(App and web page records)
+ + + +
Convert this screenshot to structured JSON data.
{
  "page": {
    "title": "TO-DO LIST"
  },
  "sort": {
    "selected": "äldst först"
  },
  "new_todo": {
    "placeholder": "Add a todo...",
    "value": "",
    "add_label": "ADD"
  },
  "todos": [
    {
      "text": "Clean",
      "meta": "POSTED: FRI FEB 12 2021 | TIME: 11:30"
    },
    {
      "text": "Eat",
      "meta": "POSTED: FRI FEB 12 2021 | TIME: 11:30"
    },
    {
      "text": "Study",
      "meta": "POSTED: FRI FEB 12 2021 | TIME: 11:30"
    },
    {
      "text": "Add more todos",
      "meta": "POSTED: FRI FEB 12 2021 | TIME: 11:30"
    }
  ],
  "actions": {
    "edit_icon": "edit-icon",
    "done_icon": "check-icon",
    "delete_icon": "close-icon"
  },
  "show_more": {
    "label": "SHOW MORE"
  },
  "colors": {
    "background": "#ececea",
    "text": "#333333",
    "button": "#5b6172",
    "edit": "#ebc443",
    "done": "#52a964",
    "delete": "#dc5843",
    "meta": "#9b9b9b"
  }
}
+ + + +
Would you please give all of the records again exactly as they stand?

--- OUTPUT ---
Convert this screenshot to structured JSON data.
{
  "page": {
    "title": "TO-DO LIST"
  },
  "sort": {
    "selected": "äldst först"
  },
  "new_todo": {
    "placeholder": "Add a todo...",
    "value": "",
    "add_label": "ADD"
  },
  "todos": [
    {
      "text": "Clean",
      "meta": "POSTED: FRI FEB 12 2021 | TIME: 11:30"
    },
    {
      "text": "Eat",
      "meta": "POSTED: FRI FEB 12 2021 | TIME: 11:30"
    },
    {
      "text": "Study",
      "meta": "POSTED: FRI FEB 12 2021 | TIME: 11:30"
    },
    {
      "text": "Add more todos",
      "meta": "POSTED: FRI FEB 12 2021 | TIME: 11:30"
    }
  ],
  "actions": {
    "edit_icon": "edit-icon",
    "done_icon": "check-icon",
    "delete_icon": "close-icon"
  },
  "show_more": {
    "label": "SHOW MORE"
  },
  "colors": {
    "background": "#ececea",
    "text": "#333333",
    "button": "#5b6172",
    "edit": "#ebc443",
    "done": "#52a964",
    "delete": "#dc5843",
    "meta": "#9b9b9b"
  }
}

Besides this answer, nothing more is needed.